[WHAT THE EXERCISE ASKS] Count how many lines in the data hold the word "arrow", and give that number alone.

-- -- --

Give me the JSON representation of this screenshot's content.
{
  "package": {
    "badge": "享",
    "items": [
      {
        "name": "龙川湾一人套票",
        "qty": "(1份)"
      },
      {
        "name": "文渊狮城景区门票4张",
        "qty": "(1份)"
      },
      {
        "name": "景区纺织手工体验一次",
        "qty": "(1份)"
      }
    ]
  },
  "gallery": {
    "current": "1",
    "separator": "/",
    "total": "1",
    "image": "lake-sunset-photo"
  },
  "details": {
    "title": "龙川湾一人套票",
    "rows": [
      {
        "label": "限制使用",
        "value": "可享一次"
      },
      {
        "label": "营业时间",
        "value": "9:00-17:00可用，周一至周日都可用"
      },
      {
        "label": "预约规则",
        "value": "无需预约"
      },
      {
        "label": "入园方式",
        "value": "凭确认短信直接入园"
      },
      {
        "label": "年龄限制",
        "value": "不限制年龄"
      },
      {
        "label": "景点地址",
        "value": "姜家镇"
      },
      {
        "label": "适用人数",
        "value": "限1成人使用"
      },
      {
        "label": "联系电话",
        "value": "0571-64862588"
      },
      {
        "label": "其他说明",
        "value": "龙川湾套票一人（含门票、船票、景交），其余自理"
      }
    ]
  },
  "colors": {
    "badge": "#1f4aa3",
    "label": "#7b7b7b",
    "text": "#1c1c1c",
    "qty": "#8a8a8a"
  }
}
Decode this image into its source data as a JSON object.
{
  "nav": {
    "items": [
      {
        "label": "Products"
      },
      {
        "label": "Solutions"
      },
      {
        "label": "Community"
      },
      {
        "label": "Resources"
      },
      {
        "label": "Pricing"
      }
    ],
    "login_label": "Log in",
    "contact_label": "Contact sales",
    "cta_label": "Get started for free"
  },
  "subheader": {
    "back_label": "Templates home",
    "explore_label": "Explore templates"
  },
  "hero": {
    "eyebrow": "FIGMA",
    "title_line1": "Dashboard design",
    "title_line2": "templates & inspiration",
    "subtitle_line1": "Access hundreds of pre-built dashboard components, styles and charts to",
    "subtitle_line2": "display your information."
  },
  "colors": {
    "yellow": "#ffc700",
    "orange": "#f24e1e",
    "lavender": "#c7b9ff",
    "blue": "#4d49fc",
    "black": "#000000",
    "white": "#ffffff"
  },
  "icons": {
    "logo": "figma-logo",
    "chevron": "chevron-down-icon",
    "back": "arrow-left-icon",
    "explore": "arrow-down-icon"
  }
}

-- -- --

[SOLUTION TO THE PROBLEM] 2